On August 18, the D.C. Circuit directed the Copyright Royalty Board (“CRB”) to reconsider what royalties are owed to artists by Music Choice for its streaming services, vacating the final determination of the Copyright Royalty Board. In the Court’s view, the CRB wrongfully excluded internet transmissions from the grandfathered royalty rate paid by some music services that were early providers of digital music transmissions under the Digital Millennium Copyright Act (“DMCA”). Music Choice v. CRB, No. 19-1011
The DMCA requires certain digital music services to pay a market-based royalty rate. However, the DMCA includes a grandfathering provision that makes preexisting subscription-based services, such as Music Choice, eligible to pay only “reasonable rates,” which generally allowed service providers to pay lower royalty rates. In 2016, the CRB commenced proceedings to establish preexisting service royalty rates for the years 2018 to 2022. The Register of Copyrights categorically excluded, as a matter of law, internet transmissions from the unconditional grandfathered rate.
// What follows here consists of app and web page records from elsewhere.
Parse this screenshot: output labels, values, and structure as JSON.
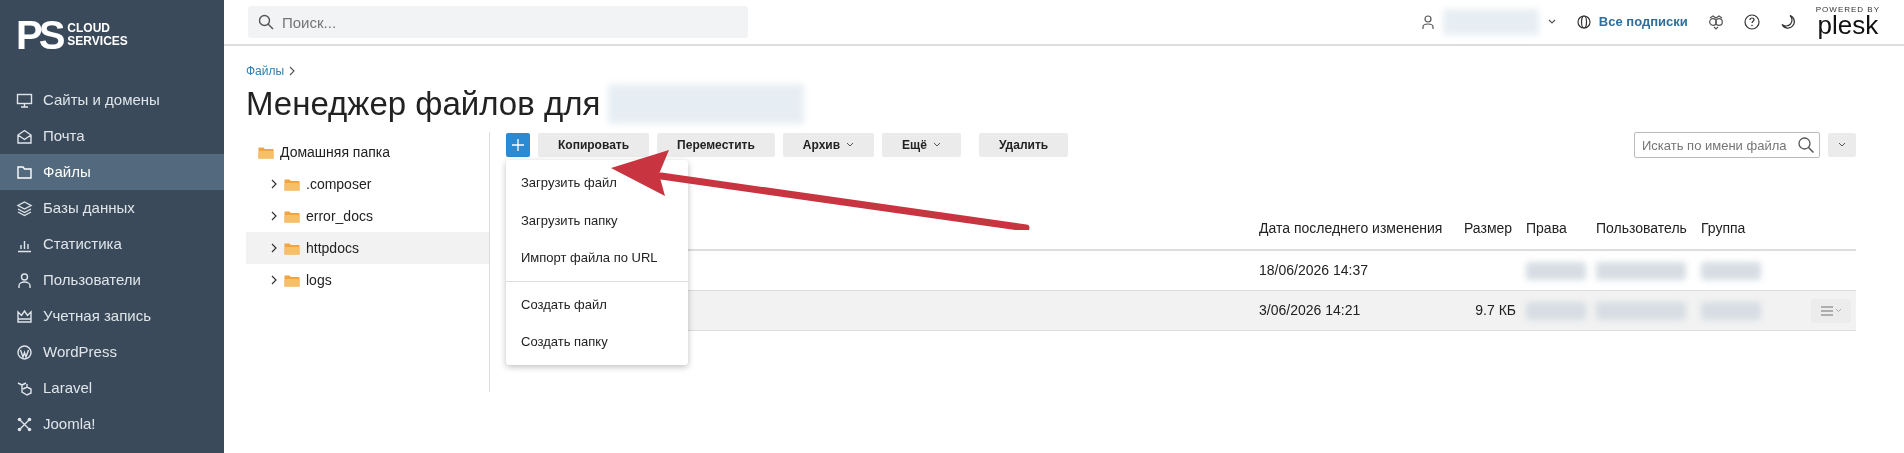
{
  "logo": {
    "mark": "PS",
    "line1": "CLOUD",
    "line2": "SERVICES"
  },
  "sidebar": {
    "items": [
      {
        "label": "Сайты и домены",
        "selected": false
      },
      {
        "label": "Почта",
        "selected": false
      },
      {
        "label": "Файлы",
        "selected": true
      },
      {
        "label": "Базы данных",
        "selected": false
      },
      {
        "label": "Статистика",
        "selected": false
      },
      {
        "label": "Пользователи",
        "selected": false
      },
      {
        "label": "Учетная запись",
        "selected": false
      },
      {
        "label": "WordPress",
        "selected": false
      },
      {
        "label": "Laravel",
        "selected": false
      },
      {
        "label": "Joomla!",
        "selected": false
      }
    ]
  },
  "topbar": {
    "search": {
      "placeholder": "Поиск..."
    },
    "subscriptions": "Все подписки",
    "powered_by": "POWERED BY",
    "brand": "plesk"
  },
  "breadcrumb": [
    "Файлы"
  ],
  "title": "Менеджер файлов для",
  "tree": {
    "label": "Домашняя папка",
    "children": [
      {
        "label": ".composer",
        "expanded": false,
        "selected": false
      },
      {
        "label": "error_docs",
        "expanded": false,
        "selected": false
      },
      {
        "label": "httpdocs",
        "expanded": false,
        "selected": true
      },
      {
        "label": "logs",
        "expanded": false,
        "selected": false
      }
    ]
  },
  "toolbar": {
    "buttons": [
      {
        "label": "Копировать",
        "dropdown": false
      },
      {
        "label": "Переместить",
        "dropdown": false
      },
      {
        "label": "Архив",
        "dropdown": true
      },
      {
        "label": "Ещё",
        "dropdown": true
      },
      {
        "label": "Удалить",
        "dropdown": false
      }
    ],
    "file_search": {
      "placeholder": "Искать по имени файла"
    }
  },
  "add_menu": {
    "groups": [
      [
        "Загрузить файл",
        "Загрузить папку",
        "Импорт файла по URL"
      ],
      [
        "Создать файл",
        "Создать папку"
      ]
    ]
  },
  "table": {
    "columns": [
      "Дата последнего изменения",
      "Размер",
      "Права",
      "Пользователь",
      "Группа"
    ],
    "rows": [
      {
        "modified": "18/06/2026 14:37",
        "highlighted": false,
        "actions": false
      },
      {
        "modified": "3/06/2026 14:21",
        "size": "9.7 КБ",
        "highlighted": true,
        "actions": true
      }
    ]
  }
}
Music Choice, the only remaining “preexisting service” participating, was thus subject to the higher market-based royalty rate under the DMCA.
Music Choice argued that its internet transmissions qualified for the grandfathered rate under the plain language of the DMCA, and the D.C. Circuit agreed. Under the DMCA, a “subscription digital audio transmission” “shall be subject” to the grandfathered rate if it is (1) “made by a preexisting subscription service,” and (2) offered “in the same transmission medium used by such service on July 31, 1998.” The Court found that the DMCA’s definition of a preexisting subscription service was broad enough to include Music Choice’s internet transmissions, because the term “service” in “preexisting subscription service” refers to both the business entity making the transmissions (i.e. Music Choice) and to the “program offering” the entity provides (i.e., the Music Choice digital audio service). Id. at 11. Put differently, for a digital audio transmission to qualify as a “preexisting subscription service,” it must be made by a business entity with a relevant “program offering”, both of which were in existence before July 31, 1998. Id. Furthermore, the plain language of the DMCA grandfathers a covered entity’s program offerings that were “in existence” on or before July 31, 1998. Id.
Second, the DMCA applies an unconditional grandfathered rate to transmissions made “in the same transmission medium.” 17 U.S.C. § 114(d)(2)(B). Since the provision does not distinguish between different transmission media, the Court found no reason to exclude internet transmissions. Moreover, Congress did distinguish “satellite digital audio service” and “broadcast transmissions” for a conditional grandfathered rate, bolstering the Court’s conclusion that if Congress intended the DMCA to categorically exclude internet transmissions from the unconditional grandfathered rate, it could have done so. Since Congress did not, however, the Court declined to read the DMCA as excluding internet transmissions from those covered by the grandfathered rate.
Given that Music Choice had been providing some digital audio transmissions over the internet since 1996, and was still doing so on July 31, 1998, the Court found the Register’s categorical exclusion of internet transmissions was incorrect. Moreover, the Court determined that the “preexisting subscription service” definition and the unconditional grandfathered rate provision distinguish between transmission media employed before July 31, 1998, and those offered after that date. Therefore, the Court vacated the Register’s legal opinion and remanded the case to determine under the correct legal standard whether Music Choice’s current service offering, including its internet transmissions, qualified for the unconditional or conditional grandfathered rates. We will continue to monitor this case and report back.